I received a call from Talib and Mama Bobinaoux early, January 3, which completely changed what I'd planned for the day. My mother, her husband and grandson drove up for a few days and I'd planned on spending the day with them. It had been cloudy, and the forecast was rain, but I planned to be a good hostess and give my visitors what they wanted. Instead, I stayed home and called people, emailed others to halt Charles Platt's (J72525) move from California State Prison-Solano to Avenal Monday, January 7. Charles is ill and so is his mother, and the move would cause a hardship on both.
Charles can't remain in CSP-Solano. Other inmates have to almost carry him to meals and to the visitor's room.

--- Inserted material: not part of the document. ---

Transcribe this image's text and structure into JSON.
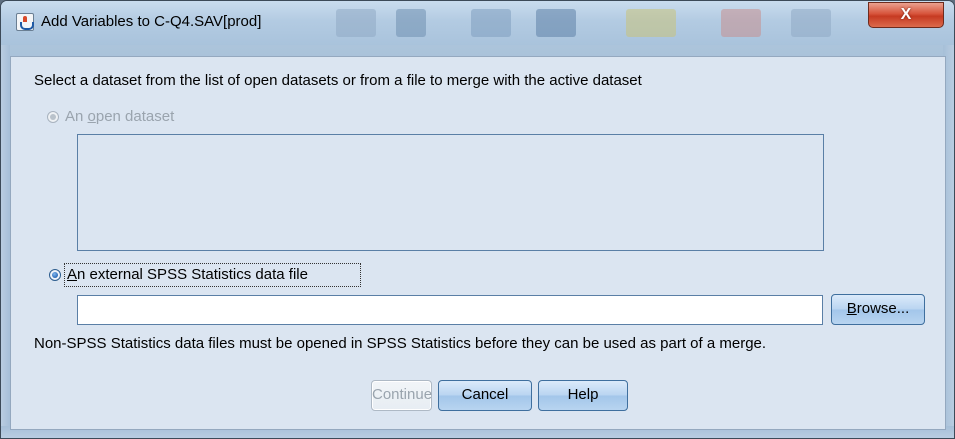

He is almost skin and bones because he often skips meals, since he can't get there without assistance. It seems as if the prison would recommend compassionate release since Charles' condition is not going to improve.
If I spent my mother's birthday crafting a strategy for his release, the least the rest of you reading this blog can do is call D.K. Sisto, the warden and tell him to release Charles immeidately. His number is (707) 451-0182, fax: (707 474-3200. Charles was found suitable for hospice care last summer and put on the waiting list for California Medical Facility at Vacaville, but the place is overcrowded. If the system can't comply with its own recommendation--release the man into his mother's care. He has served his time and poses no threat to the public.
Okay, so you get the drift. Mama tells me to take care of my Charles business, and says she and Elder will pray that he is released and in the meantime granted a longer stay at Solano. While I'm working away, Charles' mother tells me she has a hair appointment. I'm like, wow, I'm skipping my mother's birthday celebration and she drove eight hours to celebrate with me. I am postponing work I need to take care of and she is going to the beautician? Then I think about the fact that she's been carrying this burden alone for years, since Charles was misdiagnosed.
She'd already told me she was angry this morning after Charles called and told her they were moving him. Perhaps this is how she unwinds. At about 6 p.m. I leave the house. I plan to pick up some barbecue for dinner and a copy of the San Francisco Bay View where my tribute to Mama is published.
When I get to the hotel everyone is happy to see me. Elder and Mama sing after Elder tells me these great stories about how he continued his education by going to the library and reading everything he could when he got off work in the evening. He wows us with math questions only he can answer. He also recites the alphabet forward and backward. The lesson there he tells his college educated children is, if you know something you should know it in all aspects--mastery is what he demonstrated with this simple task.
Dropped out of school in the 4th grade, Elder said although he went to work to help his father take care of his siblings when his mother died, he didn't plan to neglect his education. He went to the library and read. Elder was a professional musician, until he decided he wanted to use his gifts for God. He named big names who wanted to record and/or play with him.
As Elder speaks, Mama smiles and occasionally reminds him of a salient point or interjects a concept to steer the conversation in a certain direction. At her prompting Elder talked about his first guitar which he made from a cigar box. Now they make professional guitar's from cigar boxes. The little boxes gove the instrument a unique sound.
What a love story my mother and Elder make. I remember his voice praising the merits of Snow Banks, who'd just died. I wasn't surprised that he and Mama married. He was the coolest preacher on the stage that afternoon four years ago. I've heard of people meeting their next spouse at the funeral of another. Up to Snow's funeral, I thought it was some screen writer's wicked humor gone fishing. When Mama told Elder she wanted to visit San Francisco, they were here the next day--talk about making someone's dreams come true....Edwin met me at the door with origami petunias and a lovely picture of a horse. He was writing a story about it when I arrived.
I visited for over three hours. While there we called Cousin Mary in Bay St. Louis and Christian, another grandson, called. Cousin Mary told me about cousins I never met who are now all dead. She told me about my great-grandmother's daughter, my greatmother, Rosetta. Mama told me about when I was a vegetarian. She said I came home one day and said I wasn't eating anymore meat. She described a bean patty she'd make for burgers. This was before all the vege burders one can order in almost all resturants.
I hope next time the Leassear's come visit Christian can come too. Mama proudly showed me her Medicare card. Now she can see a doctor when she is ill. Elder showed me a really cute photo the couple--Elder looked like Melvin Van Peeples and Mama looked cute in her dashiki. They took the picture on his birthday in November. He had it in his wallet. He showed me his present on his wrist. A handsome man, he called mama "baby" and "sweetheart" a lot.
Mama certainly wasn't unhappy to hear such endearments. Four years after their eyes met accross the room, romance is still in the air.